This video was filmed on October 21, 2011 as part of the National Geographic Live! Lecture series at National Geographic Society headquarters in Washington, D.C.

Join photographer Frans Lanting and videographer Chris Eckstrom on a wild desert journey through Namibia. This southwest African country recently proclaimed its entire coastline as a national park. The husband-and-wife team, who have worked on National Geographic projects for more than 20 years, share images and video of unusual animals and stunning landscapes, as seen in the June 2011 National Geographic.



  • The geography of Namibia (start-04:52 min.)
  • Wildlife on the coast and in the desert (04:53-07:59 min.)
  • Coastal fog and plant life in the desert (08:00-11:02 min.)
  • A history of diamonds (11:03-12:22 min.)
  • Sand dunes and dune formations (12:23-13:06 min.)
  • Skeleton Coast National Park (13:17-16:06 min.)
  • Conservation in Africa (16:07-18:52 min.)
  • Tourism and environmental impacts in Namibia (18:53-19:54 min.)
  • Hunter-gatherers and rock art (19:55-21:33 min.)
  • Video: photographing wildlife at eye-level (21:34-25:04 min.)


Strategies for Using Video in a Variety of Learning Environments

  • Have students preview several of the videos and choose the one they find most inspiring. Have students describe in writing a conversation they might have with the speaker(s).
  • Freeze the video on a relevant image. Have students observe details in the still image and jot down predictions of what the full video might address. Discuss students’ ideas before and after watching the video.
  • Pose an open-ended question before students watch the video, and have them discuss their ideas before and after in small groups.
  • Have students determine what they think the key message of this video is. Was the speaker effective in getting his or her message across?
  • Show a short clip to engage students during class, and then have students watch the full video at home and write a paragraph responding to the content or a question you give them.
  • Have students note statements that represent facts or opinions, including where it’s difficult to tell the difference. What further research might help distinguish facts and opinions?
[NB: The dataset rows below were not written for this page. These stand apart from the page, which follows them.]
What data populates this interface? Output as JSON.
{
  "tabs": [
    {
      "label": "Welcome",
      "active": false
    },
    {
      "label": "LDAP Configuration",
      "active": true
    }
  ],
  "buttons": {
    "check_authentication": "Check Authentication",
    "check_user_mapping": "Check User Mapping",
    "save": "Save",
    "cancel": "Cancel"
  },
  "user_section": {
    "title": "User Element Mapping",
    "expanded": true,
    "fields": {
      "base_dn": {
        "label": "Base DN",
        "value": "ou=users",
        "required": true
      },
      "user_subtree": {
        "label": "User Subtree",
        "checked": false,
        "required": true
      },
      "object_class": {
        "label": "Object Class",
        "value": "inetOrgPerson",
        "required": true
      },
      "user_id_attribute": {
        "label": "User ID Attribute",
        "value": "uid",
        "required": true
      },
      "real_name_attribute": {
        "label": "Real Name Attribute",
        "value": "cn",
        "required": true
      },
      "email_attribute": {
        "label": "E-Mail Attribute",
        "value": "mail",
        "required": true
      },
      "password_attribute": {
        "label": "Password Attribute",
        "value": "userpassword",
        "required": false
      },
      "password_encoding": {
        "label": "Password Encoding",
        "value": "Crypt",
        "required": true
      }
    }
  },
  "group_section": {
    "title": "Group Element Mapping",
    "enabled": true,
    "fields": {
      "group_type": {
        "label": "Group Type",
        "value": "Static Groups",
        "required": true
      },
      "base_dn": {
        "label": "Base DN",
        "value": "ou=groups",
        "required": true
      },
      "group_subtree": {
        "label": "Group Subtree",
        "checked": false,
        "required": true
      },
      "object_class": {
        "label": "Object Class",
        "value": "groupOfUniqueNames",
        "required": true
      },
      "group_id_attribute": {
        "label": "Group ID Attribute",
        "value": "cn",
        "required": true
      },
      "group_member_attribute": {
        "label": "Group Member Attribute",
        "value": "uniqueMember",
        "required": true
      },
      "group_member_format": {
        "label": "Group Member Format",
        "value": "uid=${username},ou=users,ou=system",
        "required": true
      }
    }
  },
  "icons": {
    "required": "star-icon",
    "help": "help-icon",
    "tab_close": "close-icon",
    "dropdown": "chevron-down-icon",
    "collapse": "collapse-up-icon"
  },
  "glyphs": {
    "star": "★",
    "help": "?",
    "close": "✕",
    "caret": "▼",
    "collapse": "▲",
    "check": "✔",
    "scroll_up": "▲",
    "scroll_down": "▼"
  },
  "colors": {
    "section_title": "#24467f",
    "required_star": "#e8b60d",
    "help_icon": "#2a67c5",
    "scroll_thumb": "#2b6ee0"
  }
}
How might the speaker’s viewpoint compare with others’ viewpoints about a topic?

all the different kinds of living organisms within a given area.


edge of land along the sea or other large body of water.


steady, predictable flow of fluid within a larger body of that fluid.


a mound or ridge of loose sand that has been deposited by wind.


study of places and the relationships between people and their environments.


art and science of producing still or moving images using the chemical reaction of light on a sensitive surface, such as film or an electronic sensor.